As a parent, wouldn’t you like to know if your baby’s body temperature changes significantly or if the humidity in the slumber room goes up?
Sproutling, a San Francisco based startup, is developing a new baby monitor that not only helps parents keep track of their babies’ vitals but also uses the data it collects to help them make smart decisions. According to the company, Sproutling aims to “grow your parent IQ through tools that seamlessly fit your life, and provide real time, trustworthy insights about your child”. Sproutling’s product includes a small, kidney-shaped Bluetooth-enabled device that slips onto a baby’s ankle, a base station and a small camera that can detect the heart and breathing rates of the baby as well as the temperature and humidity in the room.

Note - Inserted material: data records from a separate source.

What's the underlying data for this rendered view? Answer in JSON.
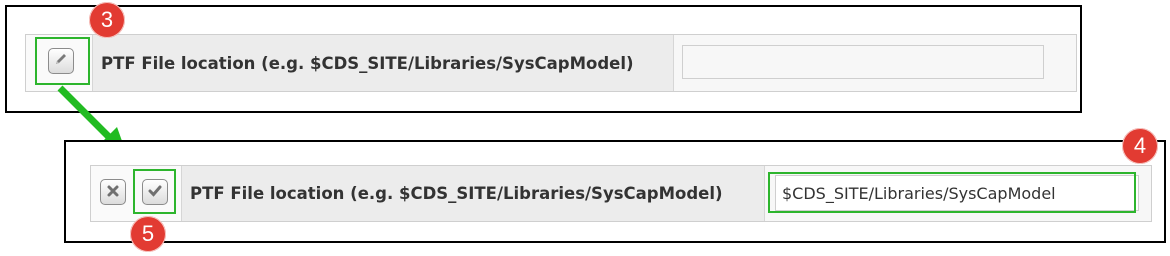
{
  "step_before": {
    "label": "PTF File location (e.g. $CDS_SITE/Libraries/SysCapModel)",
    "input_value": "",
    "badge": "3"
  },
  "step_after": {
    "label": "PTF File location (e.g. $CDS_SITE/Libraries/SysCapModel)",
    "input_value": "$CDS_SITE/Libraries/SysCapModel",
    "badge_input": "4",
    "badge_confirm": "5"
  },
  "icons": {
    "edit": "pencil-icon",
    "cancel": "close-icon",
    "confirm": "check-icon"
  },
  "colors": {
    "highlight": "#2db52d",
    "badge": "#e23b32",
    "arrow": "#22bb22"
  }
}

All the data is gathered, crunched and presented through a smartphone app. The app will also be able to turn the analytics into predictions, like forecasting when your child will wake up from a nap. The app can even send text or email alerts when your baby actually does wake up. The wearable device and the camera were designed by the same team that developed the famous Bugaboo baby strollers. Though the company’s initial offering is targeted towards infants, in the future Sproutling aims to develop solutions for older children (location tracker perhaps?).

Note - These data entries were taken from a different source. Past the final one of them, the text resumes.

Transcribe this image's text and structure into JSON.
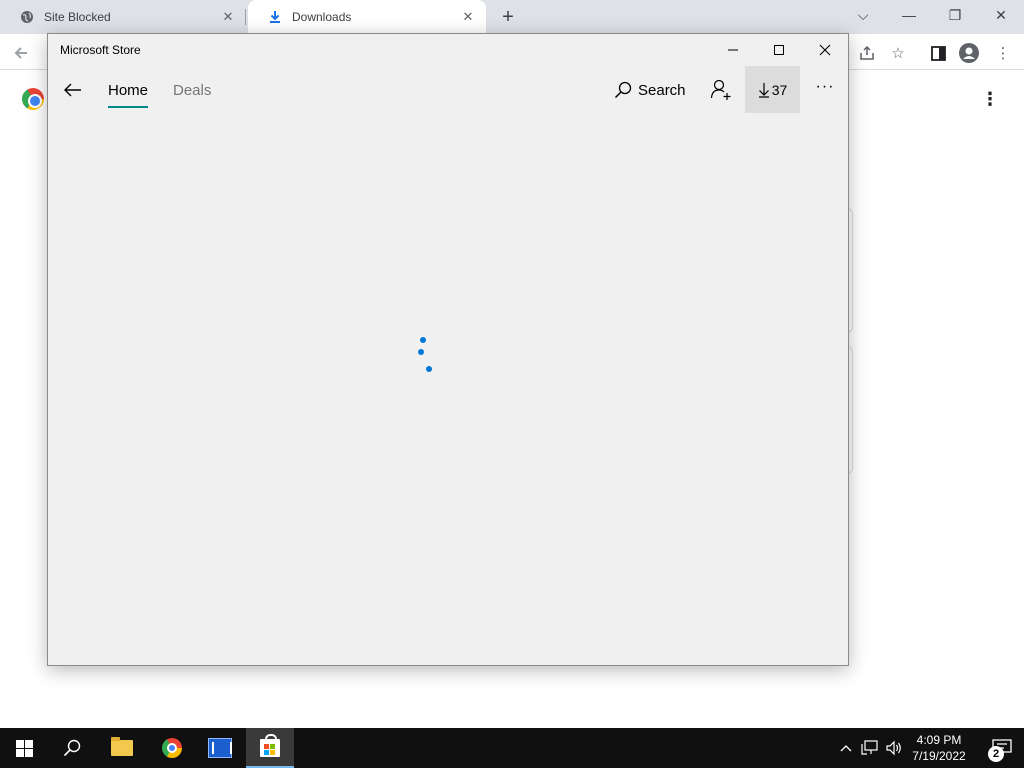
{
  "chrome": {
    "tabs": [
      {
        "title": "Site Blocked",
        "icon": "globe-icon"
      },
      {
        "title": "Downloads",
        "icon": "download-icon"
      }
    ]
  },
  "store": {
    "window_title": "Microsoft Store",
    "nav": {
      "home": "Home",
      "deals": "Deals"
    },
    "search_label": "Search",
    "downloads_count": "37",
    "more_label": "···",
    "accent_color": "#00878a",
    "spinner_color": "#0078d4"
  },
  "taskbar": {
    "time": "4:09 PM",
    "date": "7/19/2022",
    "notification_count": "2"
  }
}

Placeholder product page: Sproutling…
(hat tip: VentureBeat)
Gaurav Krishnamurthy, Ph.D. is a Senior R&D engineer at a Bay Area based medical device company. Gaurav has a strong passion for medical device innovation and is interested in disruptive medical technologies that not only solve an unmet clinical need, but also bring down the cost of healthcare. Gaurav closely follows medical device trends in emerging markets and is fascinated by simple and inexpensive solutions to major healthcare problems.

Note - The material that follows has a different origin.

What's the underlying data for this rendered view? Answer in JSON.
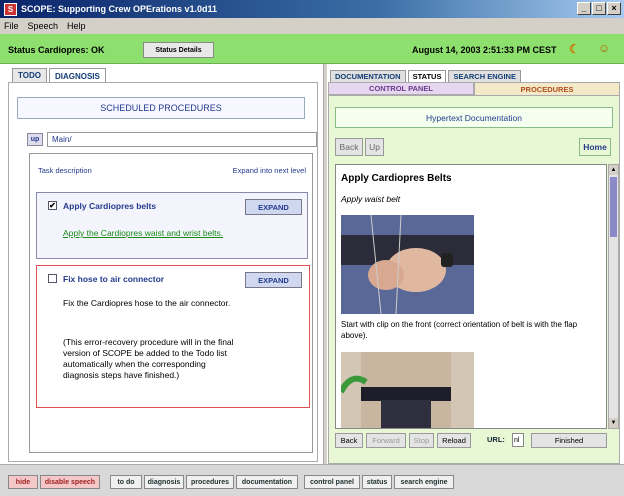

Gaurav earned his PhD in Mechanical Engineering from Stanford University where he developed state of the art computational models of beating heart valves that can be used to design and test heart valve prosthetics. Gaurav was a Medtronic BioX Fellow at Stanford University.